The goal of WAITS is to bring together like-minded IS scholars in the greater DC Metro area and facilitate inter-school dialogue and collaboration. While there are many business schools in the DMV, and many tremendous IS departments each with their own talented researchers, communication between the groups is limited. This stifles synergies, creative and innovative work, and the opportunity for each of us to learn from each other. It is the objective of WAITS to eliminate this problem by coming together every few months.
- Who: IS scholars sharing good work
- What: Well, the first bullet kind of got at it but I am stuck in the format
- Where: ZOOM! (Link to be sent). Email me if you are not on the list
- When: May 14th! 2:15pm!
- Why: Because research never stops, not even for a pandemic. Maybe research is the panacea for the pandemic. Think about it, before that joke gets panned
- For(mat): I realize that I am pushing the joke to the breaking point. In deference to the ultra zoom fatigue that is setting in, we will be doing two 25 minute sessions. Nothing but the highlights. Findings, Formulations, and Fixed Effects!

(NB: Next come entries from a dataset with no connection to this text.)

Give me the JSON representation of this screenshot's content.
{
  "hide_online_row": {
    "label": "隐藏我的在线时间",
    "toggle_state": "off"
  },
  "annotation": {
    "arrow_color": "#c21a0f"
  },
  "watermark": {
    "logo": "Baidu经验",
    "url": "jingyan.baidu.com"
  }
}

We are lucky to have two fantastic researchers giving talks.
University of Virginia
University of Maryland
Talk 1: Does Location Still Matter on Digital Platforms? Evidence from a Natural Experiment

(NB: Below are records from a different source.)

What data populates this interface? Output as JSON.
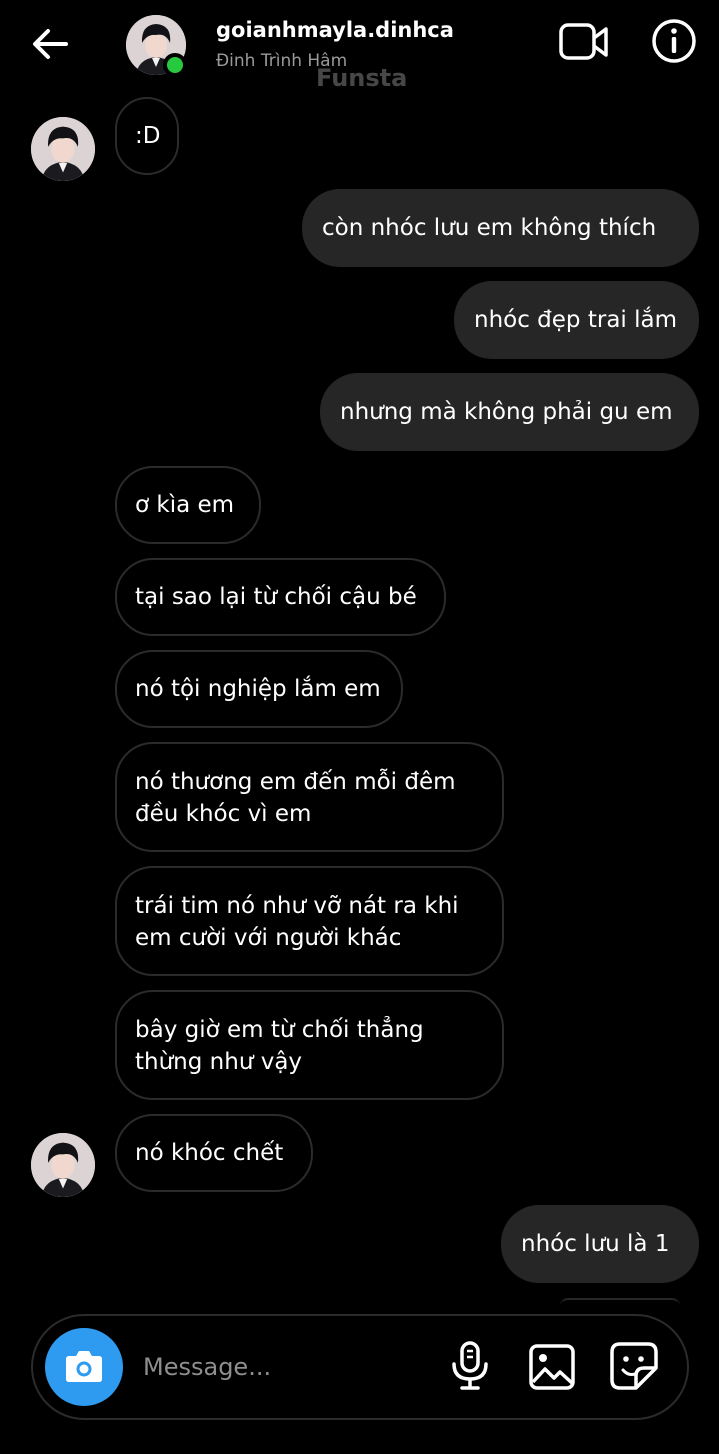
{
  "header": {
    "username": "goianhmayla.dinhca",
    "display_name": "Đinh Trình Hâm",
    "watermark": "Funsta",
    "back_icon": "arrow-left-icon",
    "video_icon": "video-camera-icon",
    "info_icon": "info-circle-icon",
    "online_color": "#27c93f"
  },
  "messages": [
    {
      "side": "in",
      "text": ":D"
    },
    {
      "side": "out",
      "text": "còn nhóc lưu em không thích"
    },
    {
      "side": "out",
      "text": "nhóc đẹp trai lắm"
    },
    {
      "side": "out",
      "text": "nhưng mà không phải gu em"
    },
    {
      "side": "in",
      "text": "ơ kìa em"
    },
    {
      "side": "in",
      "text": "tại sao lại từ chối cậu bé"
    },
    {
      "side": "in",
      "text": "nó tội nghiệp lắm em"
    },
    {
      "side": "in",
      "lines": [
        "nó thương em đến mỗi đêm",
        "đều khóc vì em"
      ]
    },
    {
      "side": "in",
      "lines": [
        "trái tim nó như vỡ nát ra khi",
        "em cười với người khác"
      ]
    },
    {
      "side": "in",
      "lines": [
        "bây giờ em từ chối thẳng",
        "thừng như vậy"
      ]
    },
    {
      "side": "in",
      "text": "nó khóc chết"
    },
    {
      "side": "out",
      "text": "nhóc lưu là 1"
    }
  ],
  "composer": {
    "placeholder": "Message...",
    "camera_icon": "camera-icon",
    "mic_icon": "microphone-icon",
    "gallery_icon": "image-icon",
    "sticker_icon": "sticker-icon",
    "camera_color": "#2e9bf0"
  },
  "colors": {
    "background": "#000000",
    "outgoing_bubble": "#262626",
    "incoming_border": "#2b2b2b"
  }
}
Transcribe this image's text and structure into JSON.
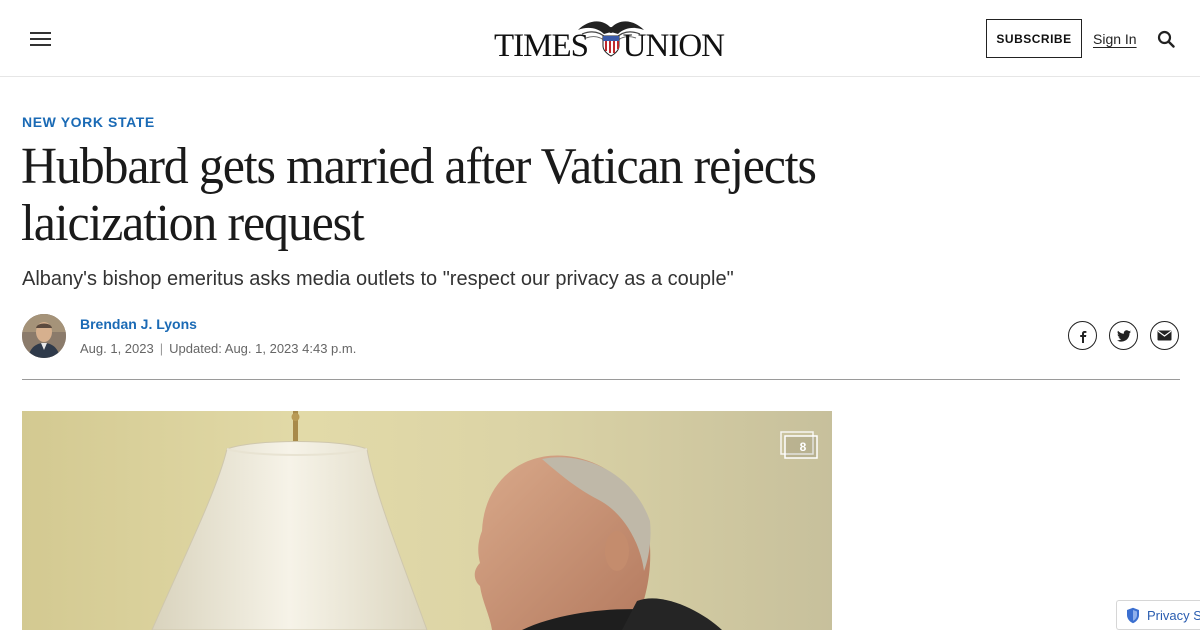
{
  "header": {
    "logo_left": "TIMES",
    "logo_right": "UNION",
    "subscribe_label": "SUBSCRIBE",
    "signin_label": "Sign In"
  },
  "article": {
    "section": "NEW YORK STATE",
    "headline": "Hubbard gets married after Vatican rejects laicization request",
    "subhead": "Albany's bishop emeritus asks media outlets to \"respect our privacy as a couple\"",
    "author": "Brendan J. Lyons",
    "published": "Aug. 1, 2023",
    "separator": "|",
    "updated": "Updated: Aug. 1, 2023 4:43 p.m."
  },
  "media": {
    "gallery_count": "8"
  },
  "privacy": {
    "label": "Privacy S"
  },
  "colors": {
    "accent": "#1a6ab5",
    "text": "#1a1a1a",
    "divider": "#9a9a9a"
  },
  "icons": [
    "menu-icon",
    "search-icon",
    "facebook-icon",
    "twitter-icon",
    "email-icon",
    "gallery-icon",
    "shield-icon"
  ]
}
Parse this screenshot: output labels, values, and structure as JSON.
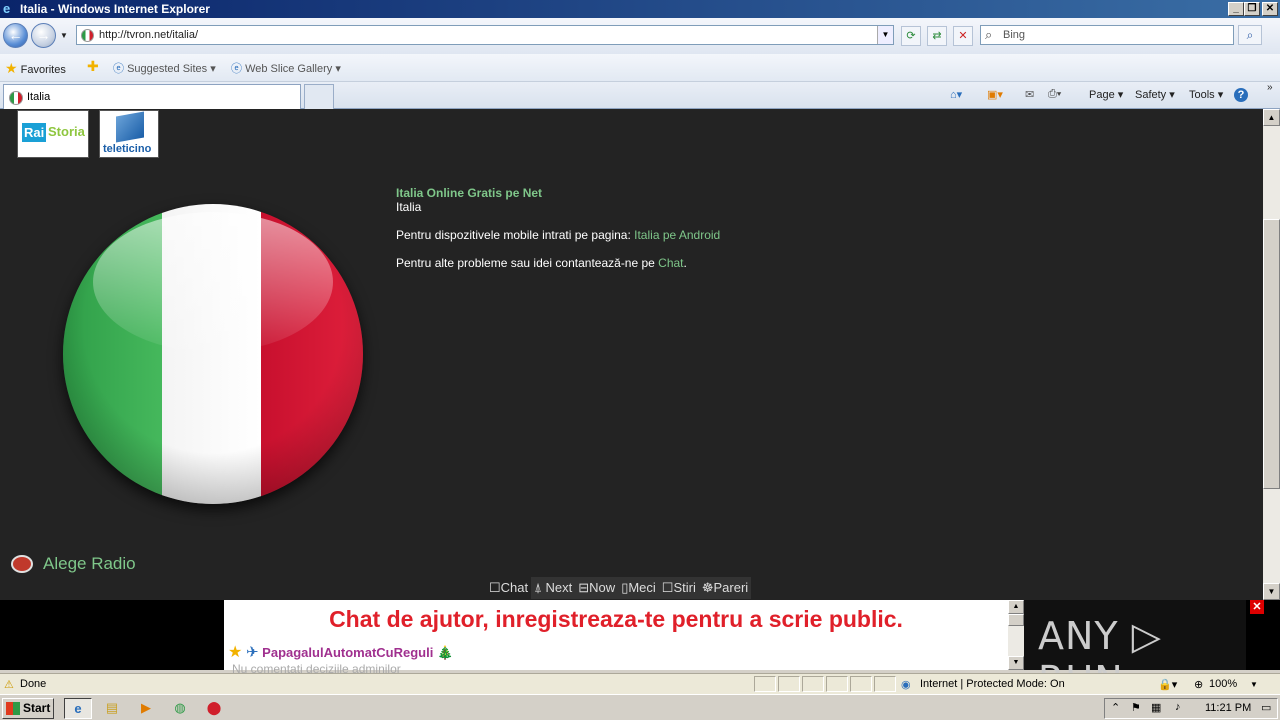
{
  "window": {
    "title": "Italia - Windows Internet Explorer",
    "minimize_label": "_",
    "restore_label": "❐",
    "close_label": "✕"
  },
  "addressbar": {
    "url": "http://tvron.net/italia/",
    "search_placeholder": "Bing"
  },
  "favorites": {
    "favorites_label": "Favorites",
    "suggested_sites": "Suggested Sites ▾",
    "web_slice_gallery": "Web Slice Gallery ▾"
  },
  "tabs": [
    {
      "label": "Italia"
    }
  ],
  "commandbar": {
    "page": "Page ▾",
    "safety": "Safety ▾",
    "tools": "Tools ▾",
    "help": "?"
  },
  "page": {
    "thumbnails": [
      {
        "label_a": "Rai",
        "label_b": "Storia"
      },
      {
        "label": "teleticino"
      }
    ],
    "info": {
      "heading": "Italia Online Gratis pe Net",
      "subtitle": "Italia",
      "mobile_text": "Pentru dispozitivele mobile intrati pe pagina: ",
      "mobile_link": "Italia pe Android",
      "contact_text": "Pentru alte probleme sau idei contantează-ne pe ",
      "contact_link": "Chat",
      "contact_end": "."
    },
    "radio_label": "Alege Radio",
    "bottom_menu": [
      "☐Chat",
      "⍋ Next",
      "⊟Now",
      "▯Meci",
      "☐Stiri",
      "☸Pareri"
    ]
  },
  "chat": {
    "banner": "Chat de ajutor, inregistreaza-te pentru a scrie public.",
    "star": "★",
    "plane": "✈",
    "user": "PapagalulAutomatCuReguli",
    "tree": "🎄",
    "partial_line": "Nu comentati deciziile adminilor",
    "watermark": "ANY ▷ RUN"
  },
  "statusbar": {
    "status": "Done",
    "zone": "Internet | Protected Mode: On",
    "zoom": "100%"
  },
  "taskbar": {
    "start": "Start",
    "clock": "11:21 PM"
  }
}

One advantage of online shopping is that geolocation boundaries become blurred and gradually irrelevant, which has encouraged the rise of global marketplaces. On the other hand, while numerous information signals such as online reviews have significantly reduced transaction costs and helped facilitate consumers’ decision-making, emerging evidence has shown that consumers have location-based bias or preferences when it comes to choosing sellers – e.g., US consumers would prefer products that are made in the US. To uncover the paradox, this study seeks to understand whether and how the disclosure of seller location to buyers affects seller behavior and performance. We leverage a policy change of address disclosure on an E-commerce platform to identify such effects. Preliminary results and business implications will be discussed.
Talk 2: Gender Effects in Online Evaluations: a Large Scale Natural Experiment

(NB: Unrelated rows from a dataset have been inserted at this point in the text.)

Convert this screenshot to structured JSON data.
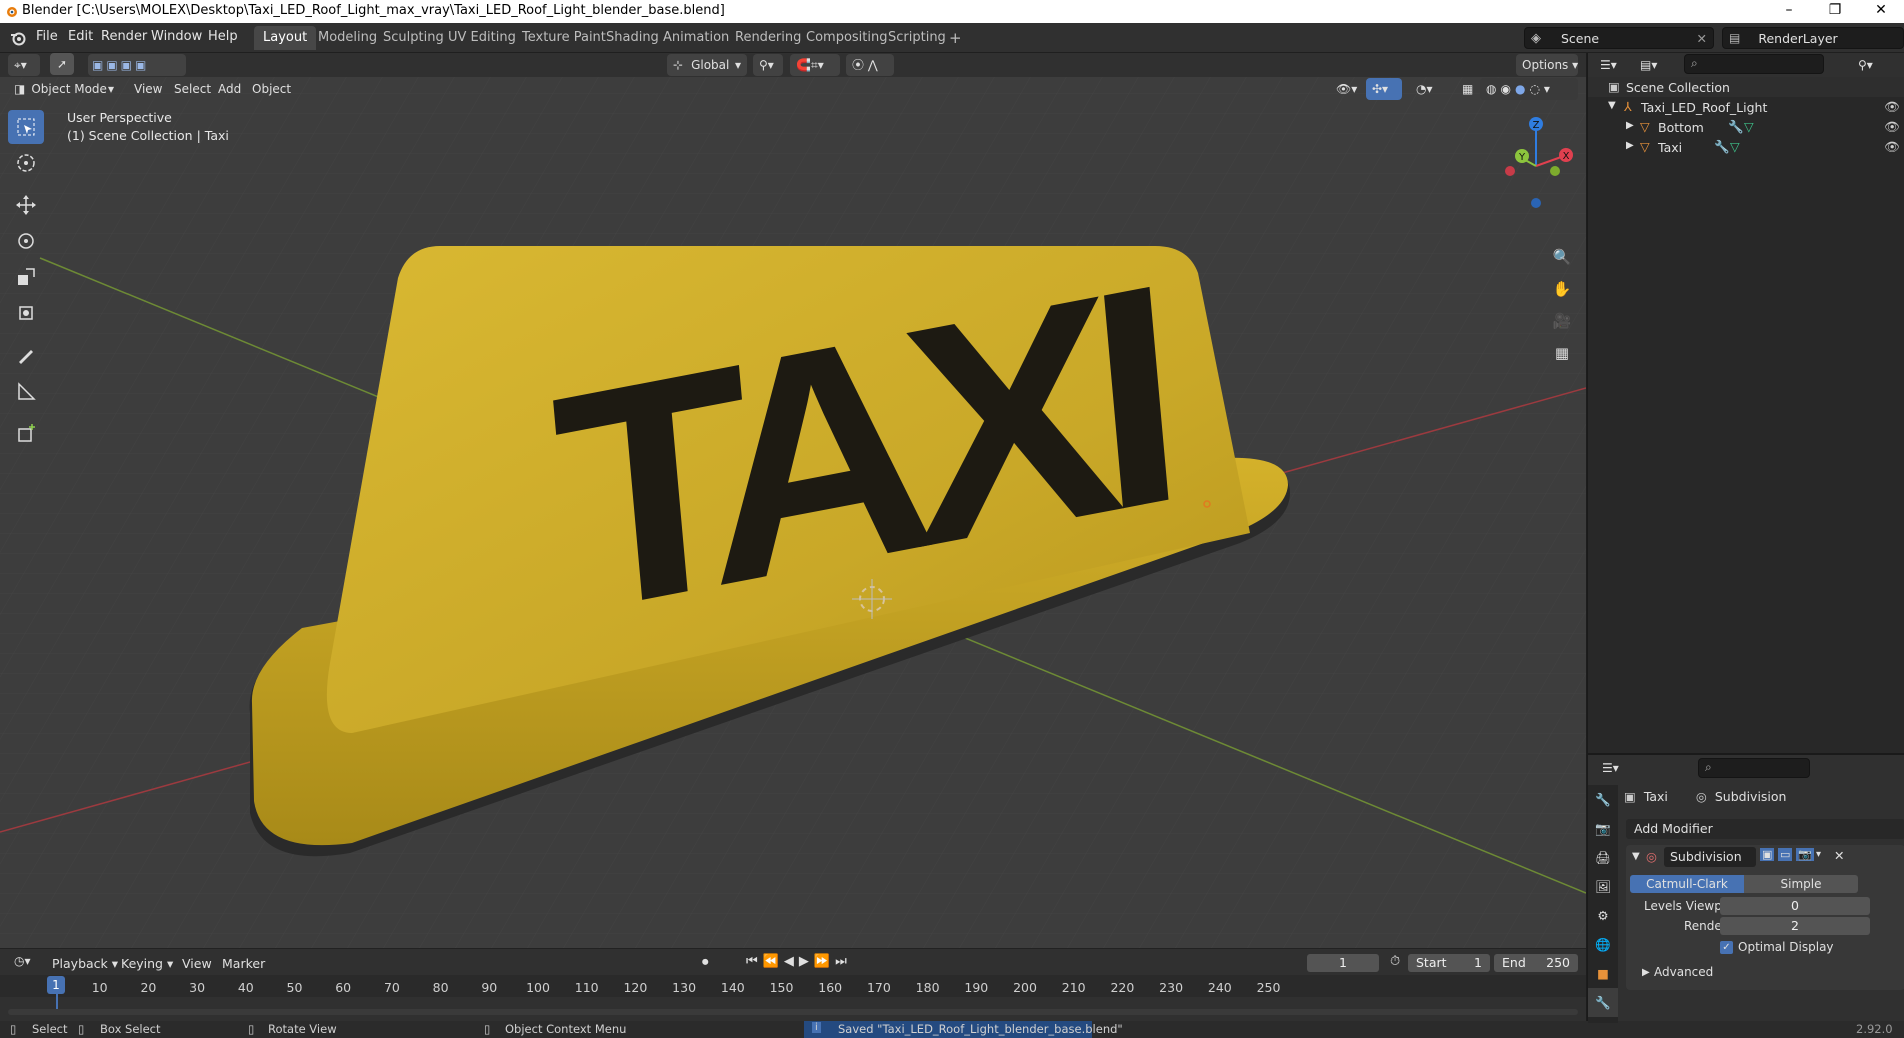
{
  "window": {
    "title": "Blender [C:\\Users\\MOLEX\\Desktop\\Taxi_LED_Roof_Light_max_vray\\Taxi_LED_Roof_Light_blender_base.blend]",
    "minimize": "–",
    "restore": "❐",
    "close": "✕"
  },
  "menu": [
    "File",
    "Edit",
    "Render",
    "Window",
    "Help"
  ],
  "workspaces": [
    "Layout",
    "Modeling",
    "Sculpting",
    "UV Editing",
    "Texture Paint",
    "Shading",
    "Animation",
    "Rendering",
    "Compositing",
    "Scripting"
  ],
  "workspace_add": "+",
  "scene": {
    "label": "Scene",
    "render_layer": "RenderLayer"
  },
  "viewport": {
    "mode": "Object Mode",
    "menus": [
      "View",
      "Select",
      "Add",
      "Object"
    ],
    "transform_orientation": "Global",
    "options": "Options",
    "perspective": "User Perspective",
    "collection_info": "(1) Scene Collection | Taxi",
    "object_text": "TAXI",
    "gizmo": {
      "z": "Z",
      "y": "Y",
      "x": "X"
    }
  },
  "outliner": {
    "root": "Scene Collection",
    "collection": "Taxi_LED_Roof_Light",
    "objects": [
      "Bottom",
      "Taxi"
    ]
  },
  "properties": {
    "object": "Taxi",
    "modifier_tab": "Subdivision",
    "add_modifier": "Add Modifier",
    "modifier_name": "Subdivision",
    "type_options": [
      "Catmull-Clark",
      "Simple"
    ],
    "active_type": "Catmull-Clark",
    "levels_viewport_label": "Levels Viewport",
    "levels_viewport": "0",
    "render_label": "Render",
    "render": "2",
    "optimal_display": "Optimal Display",
    "advanced": "Advanced"
  },
  "timeline": {
    "menus": [
      "Playback",
      "Keying",
      "View",
      "Marker"
    ],
    "current_frame": "1",
    "start_label": "Start",
    "start": "1",
    "end_label": "End",
    "end": "250",
    "ruler": [
      "10",
      "20",
      "30",
      "40",
      "50",
      "60",
      "70",
      "80",
      "90",
      "100",
      "110",
      "120",
      "130",
      "140",
      "150",
      "160",
      "170",
      "180",
      "190",
      "200",
      "210",
      "220",
      "230",
      "240",
      "250"
    ]
  },
  "status": {
    "select": "Select",
    "box_select": "Box Select",
    "rotate_view": "Rotate View",
    "context_menu": "Object Context Menu",
    "saved": "Saved \"Taxi_LED_Roof_Light_blender_base.blend\"",
    "version": "2.92.0"
  },
  "colors": {
    "accent": "#4772b3",
    "yellow": "#d4b21e",
    "x_axis": "#e0404f",
    "y_axis": "#8cc43d",
    "z_axis": "#2f7de1"
  }
}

What is the effect of gender priming on bias in online interactions, and why should we care? To address the relationship between gender priming and evaluations we employ data from a large-scale digital discussion platform for academics. When platform users post a discussion message they are randomly assigned a pseudonym in the form of a given (or first name), such as “Daniel” or “Haylee”, and each post subsequently garners positive and negative votes from readers. In an analysis of over 618 thousand postings, we find that posts from “females” receive 2.3 percent lower evaluation scores, and that “females” disproportionately receive negative votes for emotive content with a negative tone. While this effect is modest, the pattern is nonetheless surprising given the weak treatment. These findings contribute to our knowledge of gender bias, status signals, and role incongruity in evaluation processes.